Chapter 11 Bankruptcy

About the Author ()

Mark Markus has been practicing exclusively bankruptcy law in California since 1991. He is a Certified Specialist in Bankruptcy Law by the State Bar of California Board of Legal Specialization. His website is

Chapter 11 bankruptcy is known as a “reorganization” where an individual or business proposes a repayment plan to the creditors who are owed money before the case is filed. It is designed primarily for businesses, but individuals who do not qualify to file Chapter 7 bankruptcy or Chapter 13 bankruptcy can also benefit from filing a Chapter 11 (for example, if your income is too high for a Chapter 7 and you have more debts than are allowed for a Chapter 13).

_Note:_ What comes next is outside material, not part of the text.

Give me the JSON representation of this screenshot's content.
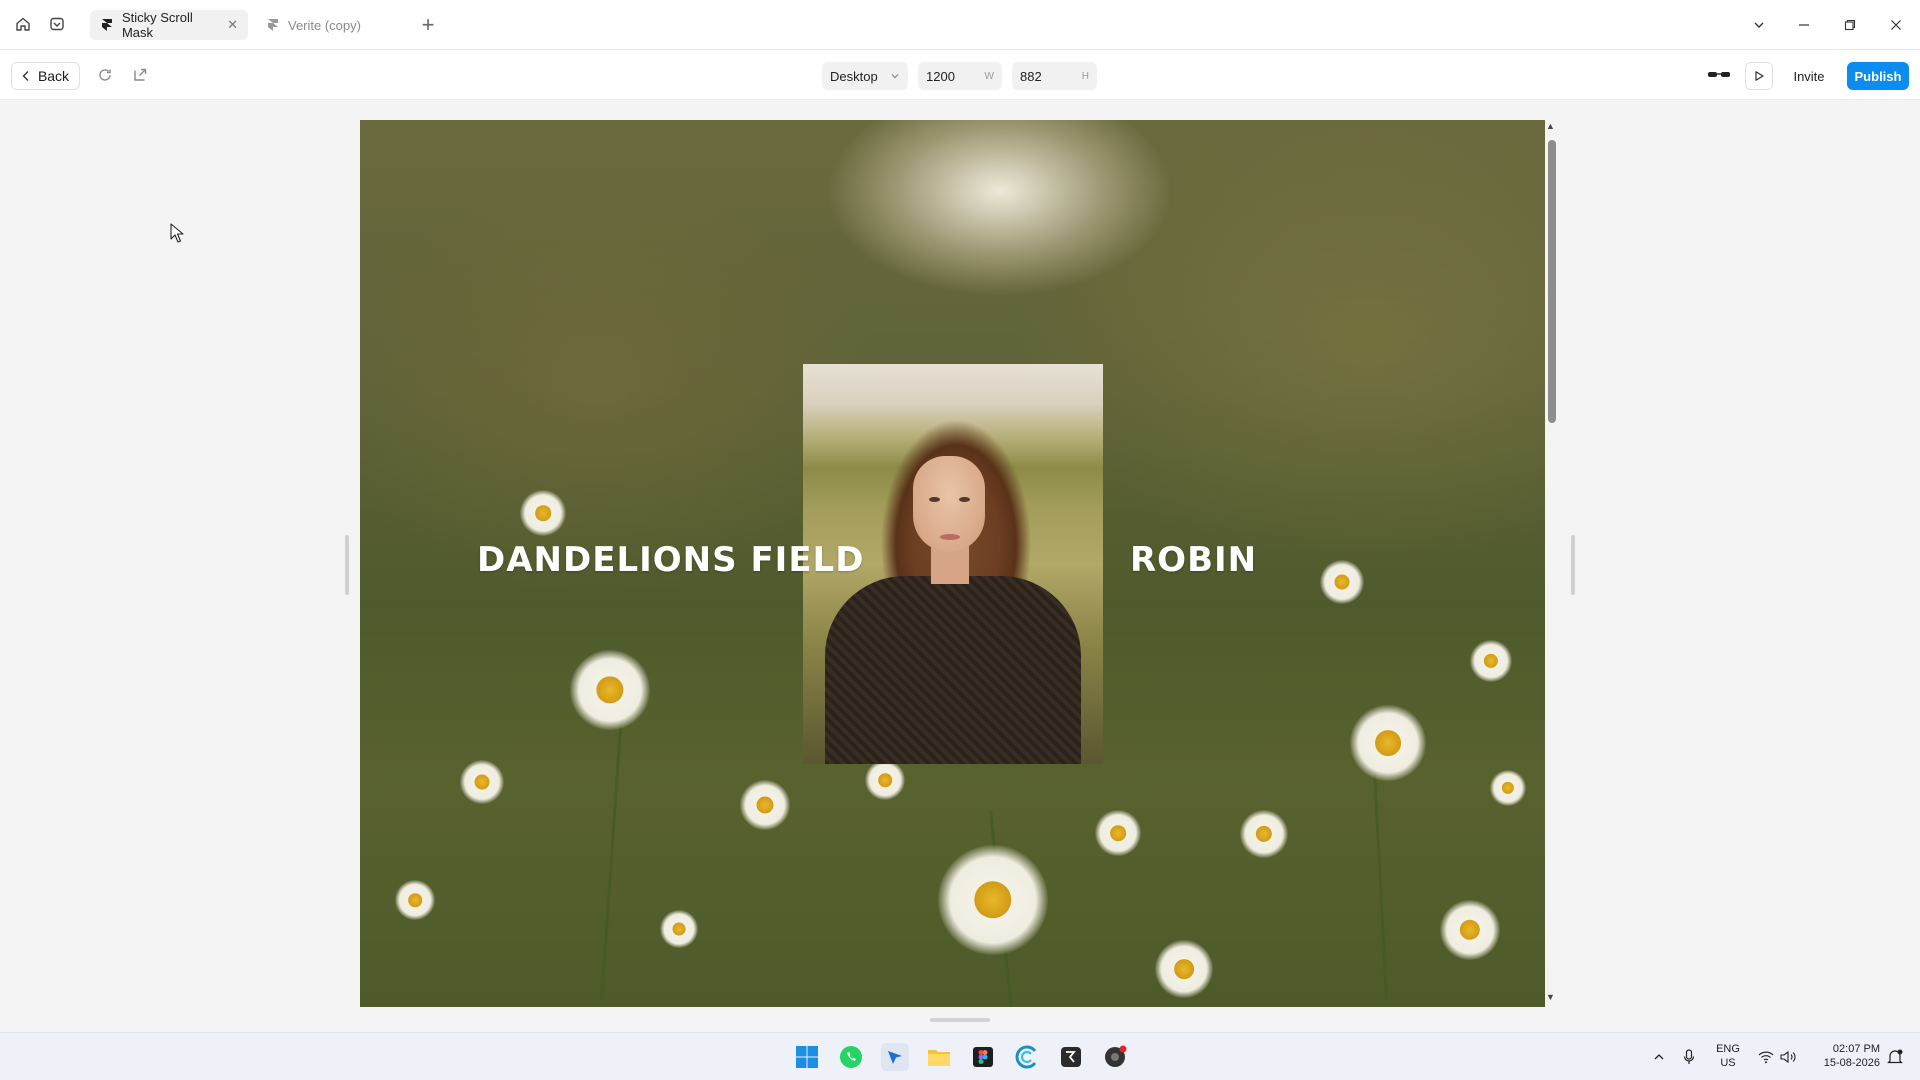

Chapter 11 is too broad and complicated to fully explain in a short article like this, but a short summary will give you some idea of how it could help reorganize your personal or business debt obligations and resolve your financial problems. A qualified bankruptcy attorney experienced in Chapter 11 personal and business reorganizations can give you more details specific to your circumstances.

Under the new bankruptcy laws which went into effect in October, 2005, Chapter 11 has become more difficult with increased time pressures for getting your plan approved, and other burdensome provisions for bankruptcy filings. But, it is still a very powerful tool to get you past your personal or business’ financial debt problems.

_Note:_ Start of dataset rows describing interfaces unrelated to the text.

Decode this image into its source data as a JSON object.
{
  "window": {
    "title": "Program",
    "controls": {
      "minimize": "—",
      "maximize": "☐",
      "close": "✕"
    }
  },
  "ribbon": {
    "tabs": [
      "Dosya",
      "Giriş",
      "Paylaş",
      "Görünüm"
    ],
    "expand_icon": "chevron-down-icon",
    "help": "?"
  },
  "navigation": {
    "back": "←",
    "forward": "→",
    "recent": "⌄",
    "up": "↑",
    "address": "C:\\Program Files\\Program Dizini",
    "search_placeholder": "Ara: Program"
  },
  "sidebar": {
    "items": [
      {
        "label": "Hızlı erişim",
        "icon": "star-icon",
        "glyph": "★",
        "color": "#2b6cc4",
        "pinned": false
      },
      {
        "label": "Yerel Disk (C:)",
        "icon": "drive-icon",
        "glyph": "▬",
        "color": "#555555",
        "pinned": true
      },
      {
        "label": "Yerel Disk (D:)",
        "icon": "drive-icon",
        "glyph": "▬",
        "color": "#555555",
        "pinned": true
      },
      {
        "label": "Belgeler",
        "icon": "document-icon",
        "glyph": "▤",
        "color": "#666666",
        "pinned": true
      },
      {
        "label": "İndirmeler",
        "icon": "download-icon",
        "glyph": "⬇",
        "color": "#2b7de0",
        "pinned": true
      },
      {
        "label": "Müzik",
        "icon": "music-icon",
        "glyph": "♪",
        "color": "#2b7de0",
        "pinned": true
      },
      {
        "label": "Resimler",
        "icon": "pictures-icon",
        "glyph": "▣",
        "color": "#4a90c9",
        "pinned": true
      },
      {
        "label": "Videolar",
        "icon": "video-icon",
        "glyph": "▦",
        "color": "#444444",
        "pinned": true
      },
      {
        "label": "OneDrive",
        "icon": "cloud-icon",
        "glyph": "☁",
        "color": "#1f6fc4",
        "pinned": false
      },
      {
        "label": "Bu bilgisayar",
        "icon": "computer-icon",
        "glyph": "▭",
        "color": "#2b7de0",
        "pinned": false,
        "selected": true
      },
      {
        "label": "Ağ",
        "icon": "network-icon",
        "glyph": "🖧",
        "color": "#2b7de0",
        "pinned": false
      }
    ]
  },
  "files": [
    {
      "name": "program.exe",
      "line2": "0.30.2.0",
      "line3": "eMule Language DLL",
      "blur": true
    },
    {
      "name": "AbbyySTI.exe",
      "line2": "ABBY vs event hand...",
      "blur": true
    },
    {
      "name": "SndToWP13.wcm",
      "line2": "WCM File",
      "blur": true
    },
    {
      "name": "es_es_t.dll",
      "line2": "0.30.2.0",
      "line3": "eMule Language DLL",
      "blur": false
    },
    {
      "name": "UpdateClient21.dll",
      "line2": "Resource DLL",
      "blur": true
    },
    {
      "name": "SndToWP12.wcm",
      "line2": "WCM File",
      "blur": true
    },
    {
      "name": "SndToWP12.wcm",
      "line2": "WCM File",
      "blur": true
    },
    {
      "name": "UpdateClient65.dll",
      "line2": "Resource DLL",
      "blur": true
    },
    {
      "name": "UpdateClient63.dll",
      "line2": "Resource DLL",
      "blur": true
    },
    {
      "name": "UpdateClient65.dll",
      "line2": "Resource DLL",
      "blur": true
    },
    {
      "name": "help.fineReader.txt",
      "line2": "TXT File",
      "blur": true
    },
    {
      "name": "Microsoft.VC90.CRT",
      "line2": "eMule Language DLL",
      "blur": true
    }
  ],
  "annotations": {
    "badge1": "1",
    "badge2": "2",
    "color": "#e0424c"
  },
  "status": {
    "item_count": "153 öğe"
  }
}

Chapter 11 for Corporations & Partnerships

For a corporation or partnership, if you need bankruptcy in order to keep your business operating, then Chapter 11 is your only option.

In a Chapter 11 case, you (or the corporation or partnership) remain in control of the assets and day-to-day operations of the business unless and until the court appoints a Trustee to do so. This is very different than other chapters where a trustee is appointment automatically when your case is filed.

Chapter 11 Bankruptcy has many options

Chapter 11 allows you to do many things, including getting rid of burdensome leases and contracts, objecting to claims of your creditors, and proposing a plan of repayment to your creditors.

The Plan is the key to any Chapter 11 bankruptcy case. Your creditors have an opportunity to vote for or against whatever Plan is proposed in a Chapter 11 case. This is very different than Chapter 13 or other bankruptcy chapters. The voting process and how many votes are needed is very complicated and beyond the scope of this article. Many times, a single creditor can, by virtue of its size, control the voting in that class of claims, which can make confirmation of the plan at less than 100% very difficult. Structuring a feasible and confirmable plan is the goal of any successful case.

For individual debtors, particularly those with real estate holdings where the total secured debt against them is more than $900,000, Chapter 11 can be very helpful in giving some breathing room (time) to sell or refinance your property. It is necessary to have other unsecured debts that also need to be paid, but the real-estate driven Chapter 11 case is very common and is somewhat easier to succeed in than a standard operating business case.

Chapter 11 is complicated, and very time consuming and expensive compared to the other Chapters, but if you think it might benefit you or your company, then you should consult with a qualified bankruptcy lawyer as early as possible. As with any bankruptcy matter, the sooner you get professional advice, the better your chances are of succeeding if and when you decide to file.

About the Author:

Mark J. Markus is a Los Angeles Bankruptcy Lawyer serving bankruptcy clients in Southern California

Phone: (818) 509-1173

Website: Bankruptcy in Los Angeles